Data supplied
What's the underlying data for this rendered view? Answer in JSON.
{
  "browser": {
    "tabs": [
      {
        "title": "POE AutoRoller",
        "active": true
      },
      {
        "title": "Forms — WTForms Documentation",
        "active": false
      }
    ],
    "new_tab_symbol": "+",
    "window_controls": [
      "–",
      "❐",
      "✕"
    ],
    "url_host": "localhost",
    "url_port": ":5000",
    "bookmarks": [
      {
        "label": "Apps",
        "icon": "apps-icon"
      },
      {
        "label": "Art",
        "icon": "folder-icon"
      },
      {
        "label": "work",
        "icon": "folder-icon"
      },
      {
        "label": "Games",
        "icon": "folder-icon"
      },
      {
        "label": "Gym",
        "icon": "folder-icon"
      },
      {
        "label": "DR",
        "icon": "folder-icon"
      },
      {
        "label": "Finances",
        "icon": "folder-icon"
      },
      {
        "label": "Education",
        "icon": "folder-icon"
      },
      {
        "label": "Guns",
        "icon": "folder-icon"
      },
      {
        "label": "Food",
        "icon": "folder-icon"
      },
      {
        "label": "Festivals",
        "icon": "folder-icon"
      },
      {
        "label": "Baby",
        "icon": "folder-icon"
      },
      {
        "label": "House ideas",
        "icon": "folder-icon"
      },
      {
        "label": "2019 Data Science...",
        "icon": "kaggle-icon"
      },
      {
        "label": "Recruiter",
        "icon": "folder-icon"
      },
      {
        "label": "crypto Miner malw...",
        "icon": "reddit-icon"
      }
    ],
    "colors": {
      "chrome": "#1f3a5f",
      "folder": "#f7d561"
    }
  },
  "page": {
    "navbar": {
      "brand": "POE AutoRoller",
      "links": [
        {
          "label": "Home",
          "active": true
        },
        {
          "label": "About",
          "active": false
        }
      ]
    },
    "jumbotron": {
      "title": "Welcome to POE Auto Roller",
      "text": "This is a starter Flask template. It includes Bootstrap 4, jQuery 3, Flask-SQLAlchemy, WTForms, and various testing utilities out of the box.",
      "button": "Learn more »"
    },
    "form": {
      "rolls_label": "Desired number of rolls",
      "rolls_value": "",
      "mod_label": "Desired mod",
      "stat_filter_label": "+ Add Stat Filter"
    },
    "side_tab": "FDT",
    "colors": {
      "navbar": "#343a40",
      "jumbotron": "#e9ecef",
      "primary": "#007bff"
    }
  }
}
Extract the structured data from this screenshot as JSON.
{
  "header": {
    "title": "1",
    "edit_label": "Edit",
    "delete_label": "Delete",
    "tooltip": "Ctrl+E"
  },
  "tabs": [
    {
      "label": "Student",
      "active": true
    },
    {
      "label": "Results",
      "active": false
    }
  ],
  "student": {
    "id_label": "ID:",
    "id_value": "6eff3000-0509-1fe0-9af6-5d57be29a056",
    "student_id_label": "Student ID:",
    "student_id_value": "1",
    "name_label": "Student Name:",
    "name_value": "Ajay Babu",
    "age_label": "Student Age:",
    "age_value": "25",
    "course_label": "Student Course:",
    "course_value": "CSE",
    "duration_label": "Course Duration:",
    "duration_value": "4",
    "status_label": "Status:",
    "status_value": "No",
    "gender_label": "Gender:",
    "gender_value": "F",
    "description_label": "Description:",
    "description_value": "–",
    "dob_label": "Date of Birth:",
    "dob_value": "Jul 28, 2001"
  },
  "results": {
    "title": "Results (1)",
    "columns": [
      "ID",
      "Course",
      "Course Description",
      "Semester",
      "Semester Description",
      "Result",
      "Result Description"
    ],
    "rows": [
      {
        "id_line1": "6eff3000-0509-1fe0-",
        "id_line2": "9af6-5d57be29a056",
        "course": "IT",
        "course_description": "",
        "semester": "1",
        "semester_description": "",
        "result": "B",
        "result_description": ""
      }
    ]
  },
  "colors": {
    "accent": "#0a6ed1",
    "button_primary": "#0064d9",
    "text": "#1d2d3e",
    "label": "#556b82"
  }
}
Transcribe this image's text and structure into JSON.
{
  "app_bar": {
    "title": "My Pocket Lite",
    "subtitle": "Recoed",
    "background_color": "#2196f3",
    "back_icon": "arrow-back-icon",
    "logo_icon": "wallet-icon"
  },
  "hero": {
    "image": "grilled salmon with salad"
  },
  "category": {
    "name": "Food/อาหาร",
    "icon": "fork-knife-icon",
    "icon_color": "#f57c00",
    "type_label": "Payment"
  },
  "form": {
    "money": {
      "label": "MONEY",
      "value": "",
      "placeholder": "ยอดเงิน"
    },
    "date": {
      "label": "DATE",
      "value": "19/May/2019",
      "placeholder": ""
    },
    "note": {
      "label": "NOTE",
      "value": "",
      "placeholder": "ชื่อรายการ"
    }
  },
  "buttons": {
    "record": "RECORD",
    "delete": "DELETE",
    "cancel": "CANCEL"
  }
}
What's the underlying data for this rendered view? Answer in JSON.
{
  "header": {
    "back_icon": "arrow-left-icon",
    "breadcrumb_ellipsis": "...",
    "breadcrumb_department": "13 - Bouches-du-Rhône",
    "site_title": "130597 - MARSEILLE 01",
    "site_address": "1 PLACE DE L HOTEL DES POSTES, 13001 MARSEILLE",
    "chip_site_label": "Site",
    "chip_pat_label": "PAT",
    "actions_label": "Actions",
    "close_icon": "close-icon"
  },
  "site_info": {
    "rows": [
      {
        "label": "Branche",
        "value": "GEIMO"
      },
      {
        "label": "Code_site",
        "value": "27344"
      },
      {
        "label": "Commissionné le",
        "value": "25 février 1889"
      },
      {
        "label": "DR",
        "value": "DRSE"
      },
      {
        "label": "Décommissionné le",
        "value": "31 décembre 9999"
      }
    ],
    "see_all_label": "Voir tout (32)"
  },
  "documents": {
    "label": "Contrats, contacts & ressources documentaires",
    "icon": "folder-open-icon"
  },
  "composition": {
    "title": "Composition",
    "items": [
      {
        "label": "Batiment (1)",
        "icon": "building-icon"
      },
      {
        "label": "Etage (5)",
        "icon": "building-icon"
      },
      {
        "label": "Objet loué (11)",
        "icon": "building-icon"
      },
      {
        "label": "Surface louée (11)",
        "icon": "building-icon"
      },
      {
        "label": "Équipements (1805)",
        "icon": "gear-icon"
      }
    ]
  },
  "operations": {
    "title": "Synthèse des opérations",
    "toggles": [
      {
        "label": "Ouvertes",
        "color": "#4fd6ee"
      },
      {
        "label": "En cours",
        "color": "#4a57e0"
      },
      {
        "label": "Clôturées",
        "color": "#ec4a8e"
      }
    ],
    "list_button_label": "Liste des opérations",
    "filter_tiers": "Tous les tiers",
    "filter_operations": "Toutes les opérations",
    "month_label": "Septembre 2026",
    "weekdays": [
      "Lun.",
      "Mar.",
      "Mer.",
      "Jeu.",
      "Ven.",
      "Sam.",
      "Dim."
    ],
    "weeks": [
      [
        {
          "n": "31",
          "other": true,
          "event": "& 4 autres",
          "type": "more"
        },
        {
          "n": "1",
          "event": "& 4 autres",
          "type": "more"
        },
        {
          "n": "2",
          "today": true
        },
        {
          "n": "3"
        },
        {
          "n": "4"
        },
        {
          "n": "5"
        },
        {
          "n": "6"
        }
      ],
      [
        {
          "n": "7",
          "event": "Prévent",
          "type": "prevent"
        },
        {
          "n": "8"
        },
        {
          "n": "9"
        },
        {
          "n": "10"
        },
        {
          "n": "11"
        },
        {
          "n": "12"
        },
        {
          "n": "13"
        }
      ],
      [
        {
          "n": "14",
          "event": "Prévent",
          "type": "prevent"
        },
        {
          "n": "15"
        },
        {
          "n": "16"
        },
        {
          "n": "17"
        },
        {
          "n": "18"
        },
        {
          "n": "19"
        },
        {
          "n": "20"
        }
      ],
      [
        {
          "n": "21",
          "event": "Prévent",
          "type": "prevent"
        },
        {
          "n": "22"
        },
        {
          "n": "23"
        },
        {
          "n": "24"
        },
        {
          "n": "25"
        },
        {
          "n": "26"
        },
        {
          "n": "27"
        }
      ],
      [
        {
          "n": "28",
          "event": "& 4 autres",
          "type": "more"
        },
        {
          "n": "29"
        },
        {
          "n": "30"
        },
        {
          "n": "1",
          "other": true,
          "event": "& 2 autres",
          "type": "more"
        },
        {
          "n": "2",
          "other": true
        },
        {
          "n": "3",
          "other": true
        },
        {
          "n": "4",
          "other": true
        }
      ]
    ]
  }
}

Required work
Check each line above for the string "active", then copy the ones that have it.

Your response
        "active": true
        "active": false
          "active": true
          "active": false
      "active": true
      "active": false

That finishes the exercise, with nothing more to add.